◆ YOUR TASK:
A single number is wanted: how many lines of the data below include the string "Left"?

(PROVIDED DATA Opens)

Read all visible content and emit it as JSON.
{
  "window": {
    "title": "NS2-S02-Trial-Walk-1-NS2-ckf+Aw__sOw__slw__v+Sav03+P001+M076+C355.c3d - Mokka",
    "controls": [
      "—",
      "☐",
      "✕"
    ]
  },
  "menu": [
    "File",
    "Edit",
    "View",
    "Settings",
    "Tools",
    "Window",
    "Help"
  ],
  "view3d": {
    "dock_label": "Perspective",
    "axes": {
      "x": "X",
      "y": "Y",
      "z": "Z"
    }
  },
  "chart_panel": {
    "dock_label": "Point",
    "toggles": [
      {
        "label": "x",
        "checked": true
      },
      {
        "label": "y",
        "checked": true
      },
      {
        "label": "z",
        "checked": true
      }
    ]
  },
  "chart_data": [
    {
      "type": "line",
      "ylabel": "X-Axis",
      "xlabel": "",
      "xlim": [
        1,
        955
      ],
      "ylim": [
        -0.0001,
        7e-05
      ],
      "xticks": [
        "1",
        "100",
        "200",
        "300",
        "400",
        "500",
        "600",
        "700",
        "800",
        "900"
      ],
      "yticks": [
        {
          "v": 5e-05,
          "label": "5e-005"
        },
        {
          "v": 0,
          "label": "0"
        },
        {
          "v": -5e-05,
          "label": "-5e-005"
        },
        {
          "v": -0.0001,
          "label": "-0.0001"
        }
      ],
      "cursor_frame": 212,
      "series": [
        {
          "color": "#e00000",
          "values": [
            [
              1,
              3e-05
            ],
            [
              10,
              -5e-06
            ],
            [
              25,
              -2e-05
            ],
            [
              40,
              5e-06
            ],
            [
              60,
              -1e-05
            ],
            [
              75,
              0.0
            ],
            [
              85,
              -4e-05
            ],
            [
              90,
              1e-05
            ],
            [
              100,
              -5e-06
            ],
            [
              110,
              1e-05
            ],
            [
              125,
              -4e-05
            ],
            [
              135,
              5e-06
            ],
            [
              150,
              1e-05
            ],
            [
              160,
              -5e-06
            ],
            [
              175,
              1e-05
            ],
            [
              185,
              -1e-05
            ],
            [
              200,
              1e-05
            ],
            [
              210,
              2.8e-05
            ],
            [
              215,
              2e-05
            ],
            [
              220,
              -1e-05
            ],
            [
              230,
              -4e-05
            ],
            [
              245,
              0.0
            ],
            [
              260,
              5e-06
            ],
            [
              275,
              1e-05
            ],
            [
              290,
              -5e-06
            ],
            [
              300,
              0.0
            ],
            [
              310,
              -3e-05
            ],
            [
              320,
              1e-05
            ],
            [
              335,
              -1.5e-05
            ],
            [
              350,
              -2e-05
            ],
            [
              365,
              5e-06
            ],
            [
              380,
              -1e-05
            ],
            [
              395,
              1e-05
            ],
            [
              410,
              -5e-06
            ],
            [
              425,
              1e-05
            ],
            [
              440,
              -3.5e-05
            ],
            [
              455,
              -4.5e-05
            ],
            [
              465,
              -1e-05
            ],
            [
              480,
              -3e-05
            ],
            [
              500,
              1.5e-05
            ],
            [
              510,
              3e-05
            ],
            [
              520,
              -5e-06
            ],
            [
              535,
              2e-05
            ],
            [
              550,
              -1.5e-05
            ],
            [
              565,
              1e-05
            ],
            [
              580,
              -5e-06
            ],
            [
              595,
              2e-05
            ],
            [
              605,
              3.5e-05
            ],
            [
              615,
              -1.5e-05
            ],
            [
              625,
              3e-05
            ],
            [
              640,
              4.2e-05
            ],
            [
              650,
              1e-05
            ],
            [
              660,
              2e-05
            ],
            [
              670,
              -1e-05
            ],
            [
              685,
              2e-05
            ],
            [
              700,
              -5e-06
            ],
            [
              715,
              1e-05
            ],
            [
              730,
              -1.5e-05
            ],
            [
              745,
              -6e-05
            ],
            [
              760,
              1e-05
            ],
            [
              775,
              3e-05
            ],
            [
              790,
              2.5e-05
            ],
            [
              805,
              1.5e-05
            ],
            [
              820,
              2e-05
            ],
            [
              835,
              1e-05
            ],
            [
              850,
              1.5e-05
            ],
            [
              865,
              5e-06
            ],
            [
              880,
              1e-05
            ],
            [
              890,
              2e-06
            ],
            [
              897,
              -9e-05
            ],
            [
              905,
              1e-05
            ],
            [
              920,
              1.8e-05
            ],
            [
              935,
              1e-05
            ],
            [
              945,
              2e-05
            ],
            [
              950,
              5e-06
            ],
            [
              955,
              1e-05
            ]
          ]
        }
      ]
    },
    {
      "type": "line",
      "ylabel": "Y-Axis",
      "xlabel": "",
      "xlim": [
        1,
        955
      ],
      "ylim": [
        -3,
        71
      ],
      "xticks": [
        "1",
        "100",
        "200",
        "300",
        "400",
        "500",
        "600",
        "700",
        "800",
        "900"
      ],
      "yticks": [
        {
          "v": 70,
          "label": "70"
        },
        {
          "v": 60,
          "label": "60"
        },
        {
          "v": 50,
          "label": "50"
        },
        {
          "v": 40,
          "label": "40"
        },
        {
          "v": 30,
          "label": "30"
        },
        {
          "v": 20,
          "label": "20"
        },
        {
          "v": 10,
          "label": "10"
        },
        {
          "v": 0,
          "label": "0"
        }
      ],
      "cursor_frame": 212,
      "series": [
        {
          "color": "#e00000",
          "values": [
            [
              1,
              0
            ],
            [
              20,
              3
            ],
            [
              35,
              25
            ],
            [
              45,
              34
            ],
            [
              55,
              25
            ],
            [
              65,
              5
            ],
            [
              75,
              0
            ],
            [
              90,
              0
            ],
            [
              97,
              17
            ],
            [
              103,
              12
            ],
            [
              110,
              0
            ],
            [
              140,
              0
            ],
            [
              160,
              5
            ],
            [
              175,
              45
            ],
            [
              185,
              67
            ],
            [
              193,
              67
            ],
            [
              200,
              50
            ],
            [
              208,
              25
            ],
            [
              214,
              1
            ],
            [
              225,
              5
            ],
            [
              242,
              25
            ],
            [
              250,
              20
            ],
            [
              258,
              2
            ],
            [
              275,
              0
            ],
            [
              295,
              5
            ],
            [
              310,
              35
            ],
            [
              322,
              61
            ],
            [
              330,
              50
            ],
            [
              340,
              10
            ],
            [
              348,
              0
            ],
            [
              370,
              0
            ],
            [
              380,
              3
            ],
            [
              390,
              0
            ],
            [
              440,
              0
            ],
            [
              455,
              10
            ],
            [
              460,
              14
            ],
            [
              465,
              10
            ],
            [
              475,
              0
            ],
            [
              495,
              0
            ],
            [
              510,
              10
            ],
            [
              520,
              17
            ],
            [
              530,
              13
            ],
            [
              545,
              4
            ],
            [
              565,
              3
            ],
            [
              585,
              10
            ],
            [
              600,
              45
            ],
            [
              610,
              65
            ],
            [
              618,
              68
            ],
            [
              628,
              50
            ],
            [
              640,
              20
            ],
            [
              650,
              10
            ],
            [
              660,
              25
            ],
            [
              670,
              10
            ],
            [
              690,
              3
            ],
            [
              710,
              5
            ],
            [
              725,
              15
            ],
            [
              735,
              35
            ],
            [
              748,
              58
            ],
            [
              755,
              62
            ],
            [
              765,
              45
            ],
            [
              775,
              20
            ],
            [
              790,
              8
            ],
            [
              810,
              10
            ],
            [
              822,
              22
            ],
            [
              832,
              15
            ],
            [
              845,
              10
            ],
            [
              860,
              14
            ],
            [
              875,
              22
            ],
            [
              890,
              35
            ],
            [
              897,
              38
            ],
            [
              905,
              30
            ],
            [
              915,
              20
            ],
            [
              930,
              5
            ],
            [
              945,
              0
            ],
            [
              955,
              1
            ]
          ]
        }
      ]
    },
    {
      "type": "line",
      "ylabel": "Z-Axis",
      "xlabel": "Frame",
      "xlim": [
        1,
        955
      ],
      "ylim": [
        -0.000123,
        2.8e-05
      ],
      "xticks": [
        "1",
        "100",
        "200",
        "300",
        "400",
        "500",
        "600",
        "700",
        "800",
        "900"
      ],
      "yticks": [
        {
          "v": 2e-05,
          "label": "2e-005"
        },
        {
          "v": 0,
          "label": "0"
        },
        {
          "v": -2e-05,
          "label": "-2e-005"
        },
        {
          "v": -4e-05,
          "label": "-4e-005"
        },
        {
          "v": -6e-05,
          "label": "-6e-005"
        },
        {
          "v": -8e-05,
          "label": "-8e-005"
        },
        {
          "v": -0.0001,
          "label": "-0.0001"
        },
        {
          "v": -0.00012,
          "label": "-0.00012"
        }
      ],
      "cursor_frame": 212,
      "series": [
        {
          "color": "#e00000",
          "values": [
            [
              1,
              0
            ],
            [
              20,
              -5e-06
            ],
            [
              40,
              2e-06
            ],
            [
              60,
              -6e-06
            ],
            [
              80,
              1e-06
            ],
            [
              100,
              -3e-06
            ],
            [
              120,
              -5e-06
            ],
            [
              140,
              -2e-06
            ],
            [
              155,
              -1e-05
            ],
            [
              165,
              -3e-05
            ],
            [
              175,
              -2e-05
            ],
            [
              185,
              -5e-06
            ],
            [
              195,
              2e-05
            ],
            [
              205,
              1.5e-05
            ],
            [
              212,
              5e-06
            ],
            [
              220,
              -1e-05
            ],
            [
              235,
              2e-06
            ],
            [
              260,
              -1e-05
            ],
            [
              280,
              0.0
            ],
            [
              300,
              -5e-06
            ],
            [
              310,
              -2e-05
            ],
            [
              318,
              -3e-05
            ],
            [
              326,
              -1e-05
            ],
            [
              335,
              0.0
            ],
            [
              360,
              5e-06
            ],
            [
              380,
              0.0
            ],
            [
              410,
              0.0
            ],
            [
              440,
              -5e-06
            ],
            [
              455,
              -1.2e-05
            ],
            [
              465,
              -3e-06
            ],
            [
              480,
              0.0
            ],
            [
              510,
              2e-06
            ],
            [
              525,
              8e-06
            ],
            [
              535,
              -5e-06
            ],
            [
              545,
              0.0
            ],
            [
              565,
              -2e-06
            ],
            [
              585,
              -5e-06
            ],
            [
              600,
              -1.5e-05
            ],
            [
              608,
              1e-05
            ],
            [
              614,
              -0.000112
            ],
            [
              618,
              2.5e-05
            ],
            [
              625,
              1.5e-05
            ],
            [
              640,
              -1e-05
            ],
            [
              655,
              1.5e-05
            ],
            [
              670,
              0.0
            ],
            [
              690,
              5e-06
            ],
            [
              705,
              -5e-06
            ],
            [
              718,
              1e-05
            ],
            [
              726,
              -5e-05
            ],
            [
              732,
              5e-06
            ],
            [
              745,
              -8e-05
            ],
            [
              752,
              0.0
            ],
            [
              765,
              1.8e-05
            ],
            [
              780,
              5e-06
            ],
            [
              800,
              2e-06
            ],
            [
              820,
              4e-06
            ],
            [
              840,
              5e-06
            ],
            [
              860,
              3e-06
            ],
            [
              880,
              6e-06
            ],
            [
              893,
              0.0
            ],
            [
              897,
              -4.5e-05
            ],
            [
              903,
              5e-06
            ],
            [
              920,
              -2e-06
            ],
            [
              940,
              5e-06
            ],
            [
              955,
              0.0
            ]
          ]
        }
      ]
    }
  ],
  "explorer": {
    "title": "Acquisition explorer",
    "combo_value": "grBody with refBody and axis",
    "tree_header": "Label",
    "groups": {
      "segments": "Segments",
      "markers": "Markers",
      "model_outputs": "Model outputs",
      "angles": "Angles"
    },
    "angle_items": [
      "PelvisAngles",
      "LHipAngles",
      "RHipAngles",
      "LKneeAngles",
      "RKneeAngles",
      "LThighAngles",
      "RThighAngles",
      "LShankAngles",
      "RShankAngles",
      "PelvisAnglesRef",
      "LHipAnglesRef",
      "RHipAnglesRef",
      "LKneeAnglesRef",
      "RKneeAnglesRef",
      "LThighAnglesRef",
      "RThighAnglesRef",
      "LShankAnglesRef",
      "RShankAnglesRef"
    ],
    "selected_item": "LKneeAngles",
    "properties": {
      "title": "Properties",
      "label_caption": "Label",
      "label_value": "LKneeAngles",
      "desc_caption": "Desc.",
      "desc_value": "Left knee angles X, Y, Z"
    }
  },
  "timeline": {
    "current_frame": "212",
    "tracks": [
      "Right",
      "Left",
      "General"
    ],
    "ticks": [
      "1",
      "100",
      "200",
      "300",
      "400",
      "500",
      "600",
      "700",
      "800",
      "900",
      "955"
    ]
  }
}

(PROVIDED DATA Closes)

◆ WRITTEN RESPONSE:
2